### [ABOUT THIS EXERCISE]
Go through the data below and return each line containing the word "text".

### [RECORDS TO PROCESS]
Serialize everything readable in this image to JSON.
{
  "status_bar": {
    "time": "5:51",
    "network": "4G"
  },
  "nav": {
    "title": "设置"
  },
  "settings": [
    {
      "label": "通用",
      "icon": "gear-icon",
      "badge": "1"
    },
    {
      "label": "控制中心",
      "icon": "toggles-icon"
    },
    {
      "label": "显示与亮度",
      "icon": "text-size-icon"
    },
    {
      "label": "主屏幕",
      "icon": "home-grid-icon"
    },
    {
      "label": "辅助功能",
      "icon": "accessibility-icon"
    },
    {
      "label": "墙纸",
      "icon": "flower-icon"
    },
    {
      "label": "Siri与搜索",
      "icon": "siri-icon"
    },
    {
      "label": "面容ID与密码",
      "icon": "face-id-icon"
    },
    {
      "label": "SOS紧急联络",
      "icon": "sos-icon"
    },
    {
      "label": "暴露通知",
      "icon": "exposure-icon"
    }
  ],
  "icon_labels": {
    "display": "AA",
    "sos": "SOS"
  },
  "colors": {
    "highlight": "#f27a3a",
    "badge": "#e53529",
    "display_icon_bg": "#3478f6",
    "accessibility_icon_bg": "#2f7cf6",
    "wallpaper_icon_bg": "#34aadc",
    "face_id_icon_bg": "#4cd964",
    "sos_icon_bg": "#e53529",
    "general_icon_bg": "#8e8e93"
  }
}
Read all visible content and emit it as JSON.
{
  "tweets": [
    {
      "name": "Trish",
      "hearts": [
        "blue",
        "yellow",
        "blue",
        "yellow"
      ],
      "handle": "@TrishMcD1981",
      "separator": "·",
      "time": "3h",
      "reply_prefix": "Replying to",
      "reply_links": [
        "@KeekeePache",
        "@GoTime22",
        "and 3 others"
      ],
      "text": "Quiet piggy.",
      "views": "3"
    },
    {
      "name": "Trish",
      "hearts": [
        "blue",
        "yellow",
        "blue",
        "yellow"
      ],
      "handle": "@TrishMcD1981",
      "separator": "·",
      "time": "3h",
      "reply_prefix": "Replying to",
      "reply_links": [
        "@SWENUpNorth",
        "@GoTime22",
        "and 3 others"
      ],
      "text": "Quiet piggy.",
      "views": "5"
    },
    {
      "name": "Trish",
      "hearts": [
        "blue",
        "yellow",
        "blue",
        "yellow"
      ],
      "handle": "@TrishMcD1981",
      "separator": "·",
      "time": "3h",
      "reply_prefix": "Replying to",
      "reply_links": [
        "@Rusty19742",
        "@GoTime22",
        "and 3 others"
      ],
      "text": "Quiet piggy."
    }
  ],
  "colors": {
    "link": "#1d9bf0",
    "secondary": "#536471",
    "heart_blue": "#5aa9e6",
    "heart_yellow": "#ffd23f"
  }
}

### [EXERCISE SOLUTION]
      "icon": "text-size-icon"
      "text": "Quiet piggy.",
      "text": "Quiet piggy.",
      "text": "Quiet piggy."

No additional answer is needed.